Compass Minerals has a net profit margin of 15%. Return on Equity is over 70%, and this is largely due to the leveraged position that Compass has.
Compass Minerals currently has a dividend yield of 2% with a payout ratio of approximately 30%.
Compass Minerals has grown its dividend by an average of 7% annually over the past five years. The most recent increase, from 2009 to 2010, was nearly 10%.
Compass Minerals does not have a particularly strong balance sheet with a total Debt/Equity ratio of over 1.8. The interest coverage ratio, however, is fairly strong at over 10. Compass Minerals is leveraged yet quite safe in terms of debt.
The debt is currently being reduced. The company had over $600 million in long-term debt in 2007 and as of the most recent quarter of 2010, has $485 million in long-term debt.
Goderich Mine in Ontario, Canada, is the largest underground rock salt mine in the world. Its current production capacity is 7.5 million tons and is being expanded to 9 million tons. The company also owns salt mines in Louisiana and the UK. Their mine in Winsford, England is the largest salt mine in that country. These enormous salt mines give Compass Minerals a competitive cost advantage in their markets.
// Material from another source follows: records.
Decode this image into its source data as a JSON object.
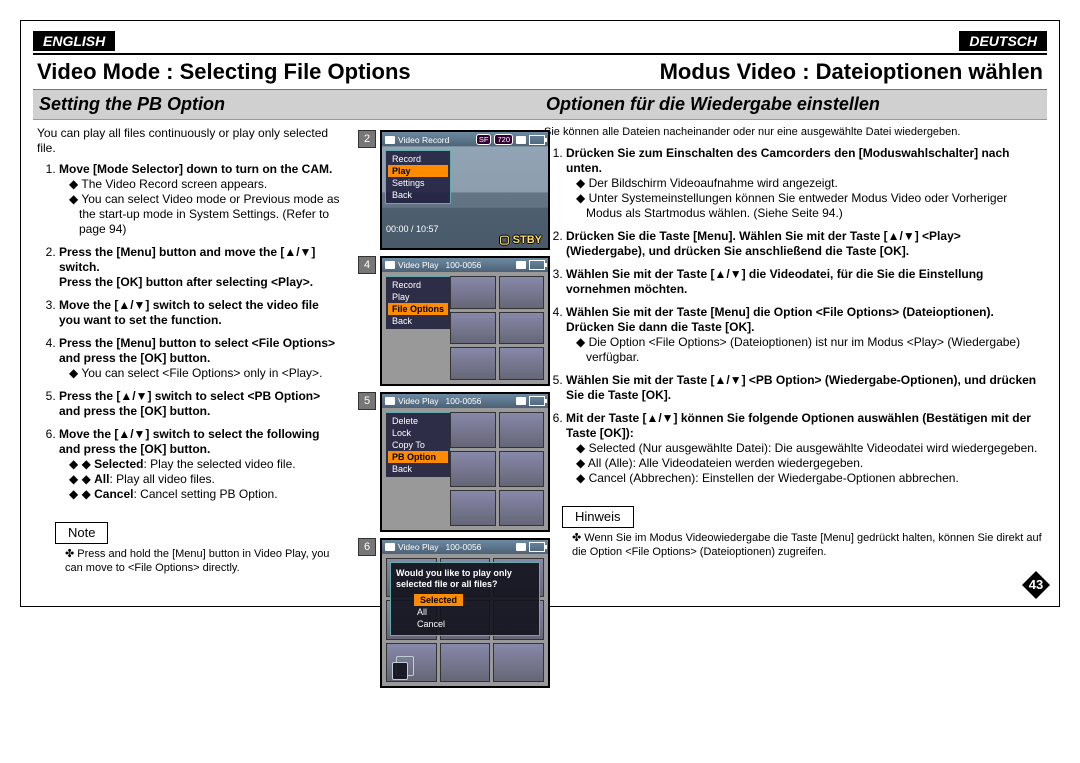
{
  "lang": {
    "en": "ENGLISH",
    "de": "DEUTSCH"
  },
  "title": {
    "en": "Video Mode : Selecting File Options",
    "de": "Modus Video : Dateioptionen wählen"
  },
  "subtitle": {
    "en": "Setting the PB Option",
    "de": "Optionen für die Wiedergabe einstellen"
  },
  "intro": {
    "en": "You can play all files continuously or play only selected file.",
    "de": "Sie können alle Dateien nacheinander oder nur eine ausgewählte Datei wiedergeben."
  },
  "en_steps": {
    "s1": "Move [Mode Selector] down to turn on the CAM.",
    "s1a": "The Video Record screen appears.",
    "s1b": "You can select Video mode or Previous mode as the start-up mode in System Settings. (Refer to page 94)",
    "s2": "Press the [Menu] button and move the [▲/▼] switch.",
    "s2a": "Press the [OK] button after selecting <Play>.",
    "s3": "Move the [▲/▼] switch to select the video file you want to set the function.",
    "s4": "Press the [Menu] button to select <File Options> and press the [OK] button.",
    "s4a": "You can select <File Options> only in <Play>.",
    "s5": "Press the [▲/▼] switch to select <PB Option> and press the [OK] button.",
    "s6": "Move the [▲/▼] switch to select the following and press the [OK] button.",
    "s6a": "Selected: Play the selected video file.",
    "s6a_label": "Selected",
    "s6b": "All: Play all video files.",
    "s6b_label": "All",
    "s6c": "Cancel: Cancel setting PB Option.",
    "s6c_label": "Cancel"
  },
  "en_note_title": "Note",
  "en_note": "Press and hold the [Menu] button in Video Play, you can move to <File Options> directly.",
  "de_steps": {
    "s1": "Drücken Sie zum Einschalten des Camcorders den [Moduswahlschalter] nach unten.",
    "s1a": "Der Bildschirm Videoaufnahme wird angezeigt.",
    "s1b": "Unter Systemeinstellungen können Sie entweder Modus Video oder Vorheriger Modus als Startmodus wählen. (Siehe Seite 94.)",
    "s2": "Drücken Sie die Taste [Menu]. Wählen Sie mit der Taste [▲/▼] <Play> (Wiedergabe), und drücken Sie anschließend die Taste [OK].",
    "s3": "Wählen Sie mit der Taste [▲/▼] die Videodatei, für die Sie die Einstellung vornehmen möchten.",
    "s4": "Wählen Sie mit der Taste [Menu] die Option <File Options> (Dateioptionen). Drücken Sie dann die Taste [OK].",
    "s4a": "Die Option <File Options> (Dateioptionen) ist nur im Modus <Play> (Wiedergabe) verfügbar.",
    "s5": "Wählen Sie mit der Taste [▲/▼] <PB Option> (Wiedergabe-Optionen), und drücken Sie die Taste [OK].",
    "s6": "Mit der Taste [▲/▼] können Sie folgende Optionen auswählen (Bestätigen mit der Taste [OK]):",
    "s6a": "Selected (Nur ausgewählte Datei): Die ausgewählte Videodatei wird wiedergegeben.",
    "s6b": "All (Alle): Alle Videodateien werden wiedergegeben.",
    "s6c": "Cancel (Abbrechen): Einstellen der Wiedergabe-Optionen abbrechen."
  },
  "de_note_title": "Hinweis",
  "de_note": "Wenn Sie im Modus Videowiedergabe die Taste [Menu] gedrückt halten, können Sie direkt auf die Option <File Options> (Dateioptionen) zugreifen.",
  "screens": {
    "s2": {
      "num": "2",
      "title": "Video Record",
      "badge_sf": "SF",
      "badge_res": "720",
      "menu": [
        "Record",
        "Play",
        "Settings",
        "Back"
      ],
      "highlight": "Play",
      "time": "00:00 / 10:57",
      "stby": "STBY"
    },
    "s4": {
      "num": "4",
      "title": "Video Play",
      "file": "100-0056",
      "menu": [
        "Record",
        "Play",
        "File Options",
        "Back"
      ],
      "highlight": "File Options"
    },
    "s5": {
      "num": "5",
      "title": "Video Play",
      "file": "100-0056",
      "menu": [
        "Delete",
        "Lock",
        "Copy To",
        "PB Option",
        "Back"
      ],
      "highlight": "PB Option"
    },
    "s6": {
      "num": "6",
      "title": "Video Play",
      "file": "100-0056",
      "question": "Would you like to play only selected file or all files?",
      "options": [
        "Selected",
        "All",
        "Cancel"
      ],
      "highlight": "Selected"
    }
  },
  "page_number": "43"
}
It is estimated that they still have several decades worth of salt mining available.
The company also operates mechanical evaporation sites to produce salt for industrial, agricultural, and commercial use. In addition, solar evaporation is used on the Great Salt Lake in Utah to produce sulfate of potash, magnesium chloride, and salt. Their solar evaporation facility is the largest solar salt production site in the US.
Salt producers submit blind bids to governments and other salt end-users, and the lowest bid typically wins. A significant part of the price of salt is the transportation cost, because salt is so cheap per unit of weight. Compass has access to water transportation over the Great Lakes, Mississippi River, and Ohio River, and their other facilities are close to rail networks, and so their transportation costs are low. The combination of having the largest production facilities in their markets, and efficient transportation locations, gives Compass Minerals a significant economic advantage.
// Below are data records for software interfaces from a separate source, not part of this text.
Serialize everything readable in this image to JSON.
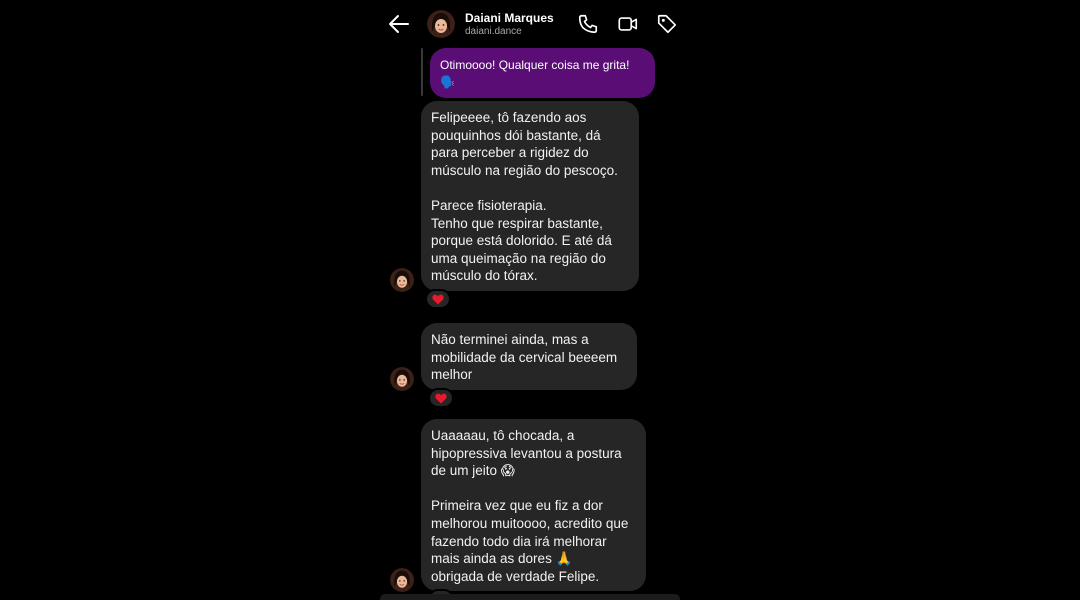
{
  "contact": {
    "name": "Daiani Marques",
    "username": "daiani.dance"
  },
  "icons": {
    "back": "arrow-left-icon",
    "call": "phone-icon",
    "video": "video-camera-icon",
    "tag": "tag-icon",
    "reaction": "heart-icon"
  },
  "colors": {
    "background": "#000000",
    "received_bubble": "#262626",
    "sent_bubble": "#5a0d75",
    "heart": "#e8192c"
  },
  "replied_message": {
    "text": "Otimoooo! Qualquer coisa me grita! 🗣️"
  },
  "messages": [
    {
      "text": "Felipeeee, tô fazendo aos pouquinhos dói bastante, dá para perceber a rigidez do músculo na região do pescoço.\n\nParece fisioterapia.\nTenho que respirar bastante, porque está dolorido. E até dá uma queimação na região do músculo do tórax.",
      "reaction": "❤️"
    },
    {
      "text": "Não terminei ainda, mas a mobilidade da cervical beeeem melhor",
      "reaction": "❤️"
    },
    {
      "text": "Uaaaaau, tô chocada, a hipopressiva levantou a postura de um jeito 😱\n\nPrimeira vez que eu fiz a dor melhorou muitoooo, acredito que fazendo todo dia irá melhorar mais ainda as dores 🙏\nobrigada de verdade Felipe.",
      "reaction": "❤️"
    }
  ]
}
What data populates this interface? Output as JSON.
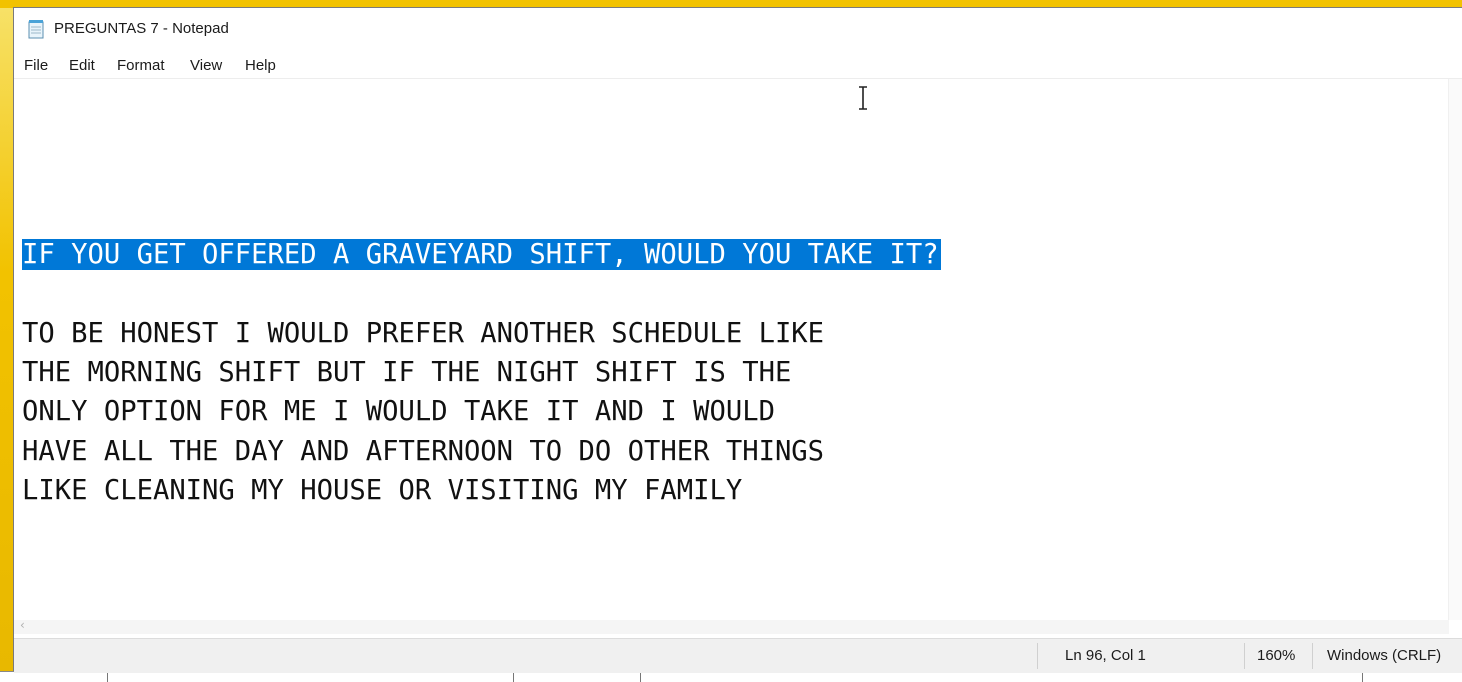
{
  "window": {
    "title": "PREGUNTAS 7 - Notepad",
    "app_icon": "notepad-icon"
  },
  "menu": {
    "file": "File",
    "edit": "Edit",
    "format": "Format",
    "view": "View",
    "help": "Help"
  },
  "editor": {
    "selected_line": "IF YOU GET OFFERED A GRAVEYARD SHIFT, WOULD YOU TAKE IT?",
    "lines": [
      "TO BE HONEST I WOULD PREFER ANOTHER SCHEDULE LIKE",
      "THE MORNING SHIFT BUT IF THE NIGHT SHIFT IS THE",
      "ONLY OPTION FOR ME I WOULD TAKE IT AND I WOULD",
      "HAVE ALL THE DAY AND AFTERNOON TO DO OTHER THINGS",
      "LIKE CLEANING MY HOUSE OR VISITING MY FAMILY"
    ],
    "selection_color": "#0078d7"
  },
  "status": {
    "position": "Ln 96, Col 1",
    "zoom": "160%",
    "line_endings": "Windows (CRLF)"
  }
}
Volume sales for salt and specialty fertilizer have been erratic, but pricing has been on a rising trend for both.
Sulfate of potash is used on high-yield crops, and carries a larger profit margin than commodity potash fertilizers. Compass Minerals is the largest producer of sulfate of potash in the United States. Growing populations and diminishing arable land is a combination that favors the potash industry.
A principle risk to Compass Minerals is the weather. A huge portion of business is dependent on cold, snowy winters that require a lot of salt on the highways. It’s also dependent on the seasonality and financial strength of its fertilizer buyers. In addition, Compass leases some of its locations, so it’s dependent on the availability of reasonable leasing conditions. The company also faces currency risk and is reliant on reasonable energy prices for its operations.
Conclusion and Valuation
In conclusion, I think Compass Minerals would make for a respectable diversified investment, but I’d like to see the price a bit lower. The P/E ratio of 16 is a bit higher than I’d like to pay, especially considering the high (but diminishing) debt levels.
Most portfolios consist of companies that face considerable economic risk, so CMP represents an interesting opportunity to cushion a portfolio from economic risk in return for taking on some weather-related risk. Salt is fairly resistant to economic issues while their smaller sulfate of potash segment is heavily affected by them. The dividend is moderately small but growing, and the payout ratio is low.
Disclosure: I do not have any position in CMP at the time of this writing.
You can see my full list of individual holdings here.